▼

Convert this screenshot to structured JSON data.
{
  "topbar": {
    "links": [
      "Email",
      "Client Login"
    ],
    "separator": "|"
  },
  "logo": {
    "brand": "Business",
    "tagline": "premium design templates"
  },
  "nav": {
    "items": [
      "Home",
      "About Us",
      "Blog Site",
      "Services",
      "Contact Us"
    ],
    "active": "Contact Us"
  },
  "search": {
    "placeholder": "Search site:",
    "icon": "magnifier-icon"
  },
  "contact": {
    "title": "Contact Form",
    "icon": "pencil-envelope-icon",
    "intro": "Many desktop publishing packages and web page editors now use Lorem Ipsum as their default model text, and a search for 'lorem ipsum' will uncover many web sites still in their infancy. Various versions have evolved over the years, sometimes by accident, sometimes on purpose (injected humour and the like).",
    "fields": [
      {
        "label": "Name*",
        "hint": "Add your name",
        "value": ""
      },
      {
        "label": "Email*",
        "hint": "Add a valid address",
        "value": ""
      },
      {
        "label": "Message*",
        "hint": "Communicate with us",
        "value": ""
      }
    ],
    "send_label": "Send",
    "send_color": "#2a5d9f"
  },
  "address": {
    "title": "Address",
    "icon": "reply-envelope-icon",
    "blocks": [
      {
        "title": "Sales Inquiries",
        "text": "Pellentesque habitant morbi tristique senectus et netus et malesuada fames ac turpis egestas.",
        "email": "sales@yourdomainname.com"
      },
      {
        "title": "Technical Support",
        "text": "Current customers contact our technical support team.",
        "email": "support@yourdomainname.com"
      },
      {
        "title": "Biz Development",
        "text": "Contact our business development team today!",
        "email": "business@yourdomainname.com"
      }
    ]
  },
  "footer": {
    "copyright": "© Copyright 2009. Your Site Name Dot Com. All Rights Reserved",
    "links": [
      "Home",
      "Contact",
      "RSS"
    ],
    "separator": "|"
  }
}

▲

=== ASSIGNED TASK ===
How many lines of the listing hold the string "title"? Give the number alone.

=== RESULT FOR THIS EXERCISE ===
5